EXERCISE MATERIALS:
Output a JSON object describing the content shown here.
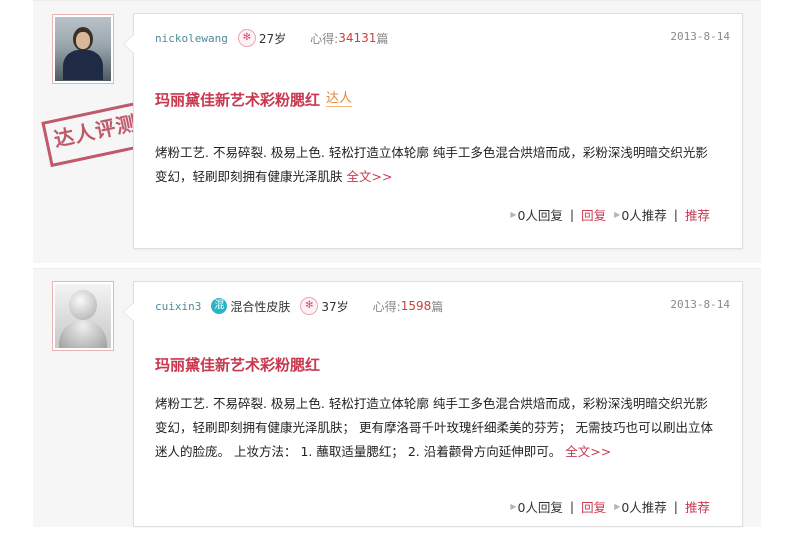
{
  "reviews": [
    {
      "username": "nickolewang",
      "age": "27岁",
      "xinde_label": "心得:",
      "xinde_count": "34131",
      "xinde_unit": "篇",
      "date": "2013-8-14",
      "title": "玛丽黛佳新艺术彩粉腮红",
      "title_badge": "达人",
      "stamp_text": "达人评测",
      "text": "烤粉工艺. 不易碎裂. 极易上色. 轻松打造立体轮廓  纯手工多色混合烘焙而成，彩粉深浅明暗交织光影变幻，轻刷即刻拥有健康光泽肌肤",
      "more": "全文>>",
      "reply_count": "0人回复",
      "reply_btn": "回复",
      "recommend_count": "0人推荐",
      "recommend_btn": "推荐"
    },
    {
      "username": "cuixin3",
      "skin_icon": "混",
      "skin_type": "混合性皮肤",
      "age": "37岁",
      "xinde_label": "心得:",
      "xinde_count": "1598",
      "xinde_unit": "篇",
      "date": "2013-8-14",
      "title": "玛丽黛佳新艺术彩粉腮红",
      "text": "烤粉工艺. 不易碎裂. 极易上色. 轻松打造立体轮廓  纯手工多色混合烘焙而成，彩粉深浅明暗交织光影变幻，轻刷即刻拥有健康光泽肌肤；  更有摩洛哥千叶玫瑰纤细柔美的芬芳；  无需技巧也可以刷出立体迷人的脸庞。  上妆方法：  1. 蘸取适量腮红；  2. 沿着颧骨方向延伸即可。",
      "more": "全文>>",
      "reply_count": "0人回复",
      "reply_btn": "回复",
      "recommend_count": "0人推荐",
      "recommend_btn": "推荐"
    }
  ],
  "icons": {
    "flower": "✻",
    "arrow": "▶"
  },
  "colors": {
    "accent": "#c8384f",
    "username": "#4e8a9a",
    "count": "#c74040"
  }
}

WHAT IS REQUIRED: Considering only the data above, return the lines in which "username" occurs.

FINAL ANSWER:
      "username": "nickolewang",
      "username": "cuixin3",
    "username": "#4e8a9a",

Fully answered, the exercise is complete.